Born in Queensland to a farming family, Towner enlisted in the Australian Imperial Force in 1915. Posted to the transport section of the 25th Battalion, he served in Egypt until his unit was sent to the Western Front. He then transferred to the 2nd Machine Gun Battalion where he was commissioned as a lieutenant and twice Mentioned in Despatches for his leadership. During June 1918, Towner led a machine gun section in attack near Morlancourt and assisted the infantry in reaching its objectives under heavy fire, for which he was awarded the Military Cross. In September, again commanding a machine gun section, he was involved in the Allied counteroffensive that broke the German lines at Mont St. Quentin and Péronne. Fighting for thirty hours after being wounded, his "conspicuous bravery, initiative and devotion to duty" earned him the Victoria Cross, which was presented by King George V in April 1919.

Discharged in August, Towner returned to Australia. He was appointed a director of the Russleigh Pastoral Company, and briefly re-enlisted during the Second World War, when he was promoted to major. A keen geographer, he was awarded the Dr Thomson Foundation Gold Medal in 1956 for his geographical work. Unmarried, he died in 1972 at the age of 82.

Early life

Edgar Towner was born on 19 April 1890, at Glencoe Station near Blackall, Queensland, to Edgar Thomas Towner, a grazing farmer, and his Irish wife Greta (née Herley). He was educated at Blackall State School and in Rockhampton, although he also received private instruction from his mother. After leaving school Towner worked on his father’s grazing property until 1912, when he acquired land of his own. He named the property "Valparaiso" and worked on its development until the outbreak of the First World War.

First World War

On 4 January 1915, Towner enlisted in the Australian Imperial Force. Assigned to the transport section of the 25th Battalion as a private,

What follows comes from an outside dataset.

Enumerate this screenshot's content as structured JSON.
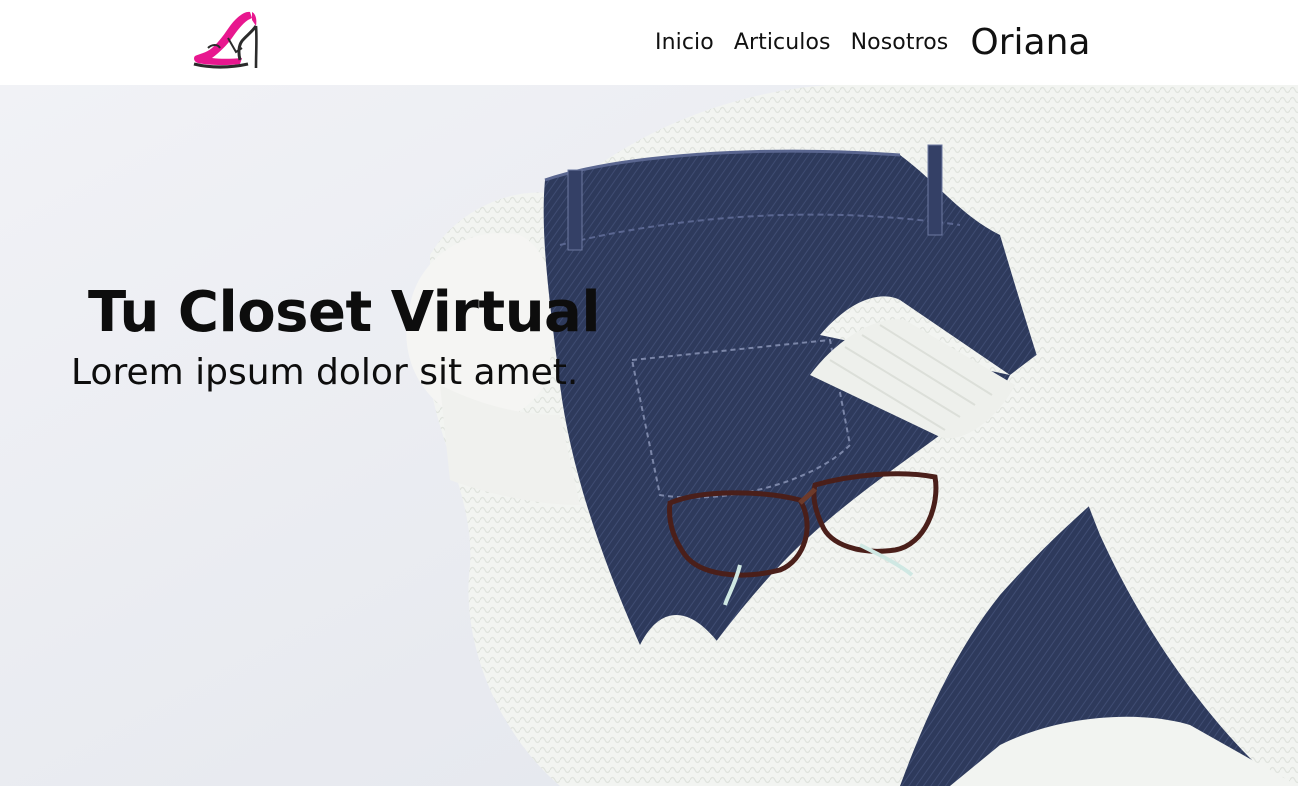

he embarked aboard HMAT Aeneas from Brisbane on 29 June, bound for Egypt. The troopship arrived in August, and the battalion spent the rest of the month training in the desert before transferring to the Gallipoli Peninsula. Towner, however, remained in Egypt with the army's transportation elements. 

Following the Allied evacuation of Gallipoli, the 25th Battalion returned to Egypt in December 1915, where Towner rejoined its ranks on 10 January 1916. He was promoted to sergeant on 1 February, before departing with the battalion at Alexandria the following month to join the British Expeditionary Force on the Western Front. Disembarking at Marseilles, the unit was the first Australian battalion to arrive in France.

In July 1916, the 25th Battalion took part in its first major Western Front action at the Battle of Pozières, part of the Somme offensive. The battalion suffered 785 casualties between 25 July and 7 August. It was briefly transferred to a "quieter sector of the front in Belgium" before returning to action on the Somme in October. On 3 November, Towner was transferred to the 2nd Machine Gun Battalion of the 2nd Australian Division, and was allotted to the 7th Brigade’s Machine Gun Company. He was commissioned as a second lieutenant fifteen days later, and assumed command of the battalion’s transport section.

Promoted to lieutenant on 24 February 1917, Towner’s service with his transport section earned him praise for his "devotion to duty and consistent good work", and on 9 April he was Mentioned in the Despatches of Field Marshal Sir Douglas Haig. Towner was granted leave to the United Kingdom in January 1918. He received a second Mention in Despatches on 7 April 1918, the notification of which was published in a supplement to the London Gazette on 28 May.